* Exercise directions: Check every line of the data for the word "name", and copy those that have it.

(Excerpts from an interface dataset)
<<<<

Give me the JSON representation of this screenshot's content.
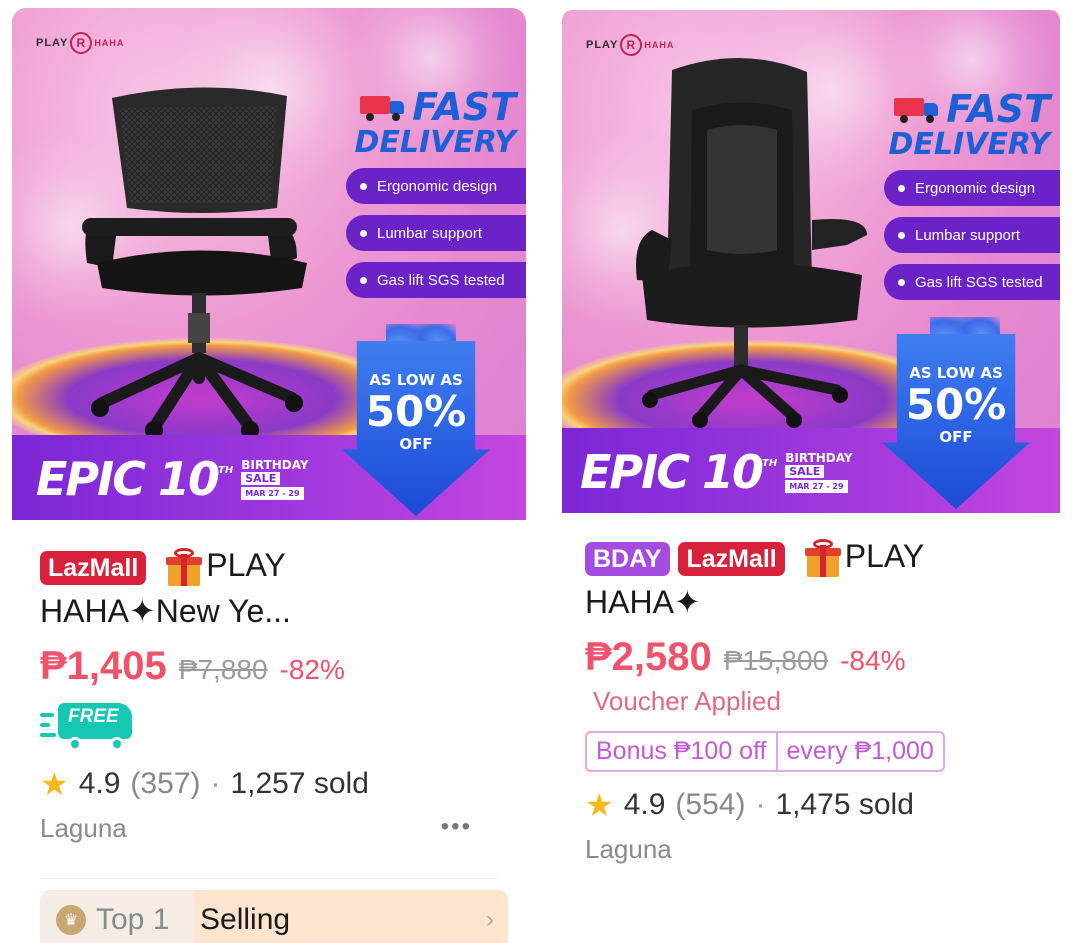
{
  "products": [
    {
      "brand": "PLAY HAHA",
      "fast_delivery": [
        "FAST",
        "DELIVERY"
      ],
      "features": [
        "Ergonomic design",
        "Lumbar support",
        "Gas lift SGS tested"
      ],
      "sale_banner": {
        "epic": "EPIC 10",
        "th": "TH",
        "birthday": "BIRTHDAY",
        "sale": "SALE",
        "dates": "MAR 27 - 29"
      },
      "promo": {
        "line1": "AS LOW AS",
        "line2": "50%",
        "line3": "OFF"
      },
      "badges": [
        "LazMall"
      ],
      "title_1": "PLAY",
      "title_2": "HAHA✦New Ye...",
      "price": "₱1,405",
      "original_price": "₱7,880",
      "discount": "-82%",
      "free_shipping": "FREE",
      "rating": "4.9",
      "review_count": "(357)",
      "separator": "·",
      "sold": "1,257 sold",
      "location": "Laguna",
      "more": "•••",
      "top_label": "Top 1",
      "top_value": "Selling",
      "top_chevron": "›"
    },
    {
      "brand": "PLAY HAHA",
      "fast_delivery": [
        "FAST",
        "DELIVERY"
      ],
      "features": [
        "Ergonomic design",
        "Lumbar support",
        "Gas lift SGS tested"
      ],
      "sale_banner": {
        "epic": "EPIC 10",
        "th": "TH",
        "birthday": "BIRTHDAY",
        "sale": "SALE",
        "dates": "MAR 27 - 29"
      },
      "promo": {
        "line1": "AS LOW AS",
        "line2": "50%",
        "line3": "OFF"
      },
      "badges": [
        "BDAY",
        "LazMall"
      ],
      "title_1": "PLAY",
      "title_2": "HAHA✦",
      "price": "₱2,580",
      "original_price": "₱15,800",
      "discount": "-84%",
      "voucher": "Voucher Applied",
      "bonus": [
        "Bonus ₱100 off",
        "every ₱1,000"
      ],
      "rating": "4.9",
      "review_count": "(554)",
      "separator": "·",
      "sold": "1,475 sold",
      "location": "Laguna"
    }
  ],
  "colors": {
    "price": "#f0516b",
    "lazmall": "#d8213b",
    "bday": "#a54ce0",
    "star": "#f5b919",
    "free": "#16c8b4"
  },
  "icons": [
    "truck-icon",
    "gift-icon",
    "star-icon",
    "more-icon",
    "trophy-icon",
    "chevron-right-icon",
    "free-shipping-icon"
  ]
}
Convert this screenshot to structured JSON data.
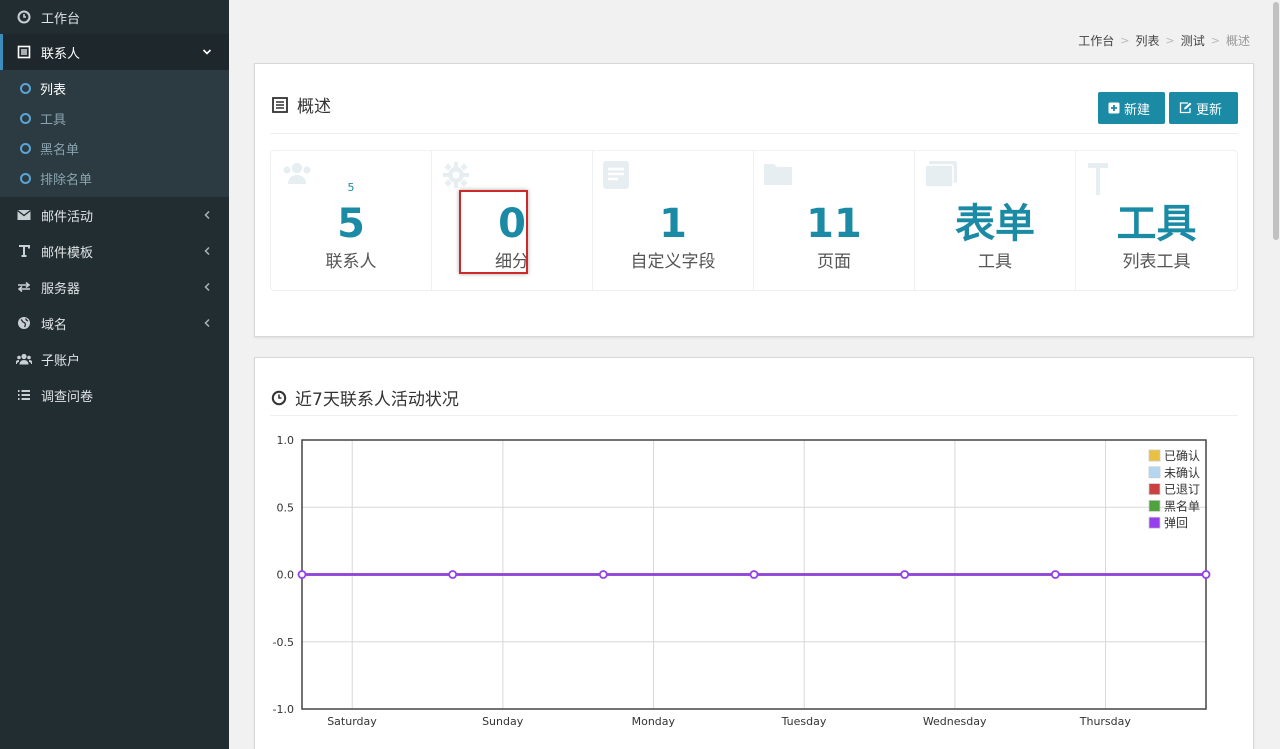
{
  "sidebar": {
    "items": [
      {
        "label": "工作台",
        "icon": "dashboard-icon"
      },
      {
        "label": "联系人",
        "icon": "list-icon",
        "active": true,
        "caret": "chevron-down-icon"
      },
      {
        "label": "邮件活动",
        "icon": "envelope-icon",
        "caret": "chevron-left-icon"
      },
      {
        "label": "邮件模板",
        "icon": "text-icon",
        "caret": "chevron-left-icon"
      },
      {
        "label": "服务器",
        "icon": "exchange-icon",
        "caret": "chevron-left-icon"
      },
      {
        "label": "域名",
        "icon": "globe-icon",
        "caret": "chevron-left-icon"
      },
      {
        "label": "子账户",
        "icon": "users-icon"
      },
      {
        "label": "调查问卷",
        "icon": "bars-icon"
      }
    ],
    "submenu": [
      "列表",
      "工具",
      "黑名单",
      "排除名单"
    ]
  },
  "breadcrumb": [
    "工作台",
    "列表",
    "测试",
    "概述"
  ],
  "overview": {
    "title": "概述",
    "new_button": "新建",
    "update_button": "更新",
    "stats": [
      {
        "small": "5",
        "value": "5",
        "label": "联系人",
        "icon": "users-icon"
      },
      {
        "small": "",
        "value": "0",
        "label": "细分",
        "icon": "gear-icon"
      },
      {
        "small": "",
        "value": "1",
        "label": "自定义字段",
        "icon": "file-icon"
      },
      {
        "small": "",
        "value": "11",
        "label": "页面",
        "icon": "folder-icon"
      },
      {
        "small": "",
        "value": "表单",
        "label": "工具",
        "icon": "window-icon"
      },
      {
        "small": "",
        "value": "工具",
        "label": "列表工具",
        "icon": "hammer-icon"
      }
    ]
  },
  "activity": {
    "title": "近7天联系人活动状况"
  },
  "chart_data": {
    "type": "line",
    "title": "",
    "xlabel": "",
    "ylabel": "",
    "x": [
      "Saturday",
      "Sunday",
      "Monday",
      "Tuesday",
      "Wednesday",
      "Thursday",
      ""
    ],
    "ylim": [
      -1.0,
      1.0
    ],
    "yticks": [
      "1.0",
      "0.5",
      "0.0",
      "-0.5",
      "-1.0"
    ],
    "grid": true,
    "legend": "top-right",
    "series": [
      {
        "name": "已确认",
        "color": "#e8c142",
        "values": [
          0,
          0,
          0,
          0,
          0,
          0,
          0
        ]
      },
      {
        "name": "未确认",
        "color": "#b3d6f2",
        "values": [
          0,
          0,
          0,
          0,
          0,
          0,
          0
        ]
      },
      {
        "name": "已退订",
        "color": "#c9423f",
        "values": [
          0,
          0,
          0,
          0,
          0,
          0,
          0
        ]
      },
      {
        "name": "黑名单",
        "color": "#4ea43c",
        "values": [
          0,
          0,
          0,
          0,
          0,
          0,
          0
        ]
      },
      {
        "name": "弹回",
        "color": "#9440ed",
        "values": [
          0,
          0,
          0,
          0,
          0,
          0,
          0
        ]
      }
    ]
  }
}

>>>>

* Answer to this task:
        "name": "已确认",
        "name": "未确认",
        "name": "已退订",
        "name": "黑名单",
        "name": "弹回",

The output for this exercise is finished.